- TASK INSTRUCTIONS -
Every line containing the word "available" is to be copied from the data below.

[Excerpts from an interface dataset]
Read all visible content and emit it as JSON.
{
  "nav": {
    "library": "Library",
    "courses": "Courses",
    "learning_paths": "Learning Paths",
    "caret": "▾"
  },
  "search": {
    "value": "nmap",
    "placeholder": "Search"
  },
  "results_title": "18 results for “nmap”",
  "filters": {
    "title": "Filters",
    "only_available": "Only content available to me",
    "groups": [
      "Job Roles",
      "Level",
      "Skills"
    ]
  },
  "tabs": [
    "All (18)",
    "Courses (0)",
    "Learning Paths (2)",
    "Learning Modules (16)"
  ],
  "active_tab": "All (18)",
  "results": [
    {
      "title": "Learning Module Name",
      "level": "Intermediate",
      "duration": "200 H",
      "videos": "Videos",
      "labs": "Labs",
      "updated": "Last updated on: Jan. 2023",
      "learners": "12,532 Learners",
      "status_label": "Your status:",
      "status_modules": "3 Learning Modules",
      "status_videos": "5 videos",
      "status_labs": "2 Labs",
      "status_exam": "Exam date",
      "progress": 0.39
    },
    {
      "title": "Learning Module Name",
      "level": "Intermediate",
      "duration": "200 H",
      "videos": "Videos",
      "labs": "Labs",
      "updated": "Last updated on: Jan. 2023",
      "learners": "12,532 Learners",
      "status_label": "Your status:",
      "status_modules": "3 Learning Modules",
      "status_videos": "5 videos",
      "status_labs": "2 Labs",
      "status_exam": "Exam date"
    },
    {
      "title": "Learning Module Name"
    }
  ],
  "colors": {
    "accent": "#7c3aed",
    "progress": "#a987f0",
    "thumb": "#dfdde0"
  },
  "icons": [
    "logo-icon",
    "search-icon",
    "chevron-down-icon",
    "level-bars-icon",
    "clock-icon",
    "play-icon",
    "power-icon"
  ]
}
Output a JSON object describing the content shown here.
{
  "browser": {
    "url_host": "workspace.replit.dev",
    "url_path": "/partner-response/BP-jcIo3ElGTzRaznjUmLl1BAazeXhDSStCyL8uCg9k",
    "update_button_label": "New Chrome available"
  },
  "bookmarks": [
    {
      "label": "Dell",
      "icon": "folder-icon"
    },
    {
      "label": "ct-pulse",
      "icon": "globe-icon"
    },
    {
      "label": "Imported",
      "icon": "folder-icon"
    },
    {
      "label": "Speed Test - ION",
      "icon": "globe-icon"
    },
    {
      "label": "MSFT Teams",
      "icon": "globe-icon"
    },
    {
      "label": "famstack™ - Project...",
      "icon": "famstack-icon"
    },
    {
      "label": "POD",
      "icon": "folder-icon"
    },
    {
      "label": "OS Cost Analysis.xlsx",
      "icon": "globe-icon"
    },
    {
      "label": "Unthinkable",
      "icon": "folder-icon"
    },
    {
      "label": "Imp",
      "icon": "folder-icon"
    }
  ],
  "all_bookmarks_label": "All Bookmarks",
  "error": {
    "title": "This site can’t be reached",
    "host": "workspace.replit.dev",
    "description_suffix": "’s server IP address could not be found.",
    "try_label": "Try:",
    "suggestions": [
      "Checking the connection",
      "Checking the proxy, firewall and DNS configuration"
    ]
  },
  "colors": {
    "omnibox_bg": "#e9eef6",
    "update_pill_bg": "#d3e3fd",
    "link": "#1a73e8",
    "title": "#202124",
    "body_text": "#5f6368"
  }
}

- RESULT OF THIS TASK -
    "only_available": "Only content available to me",
    "update_button_label": "New Chrome available"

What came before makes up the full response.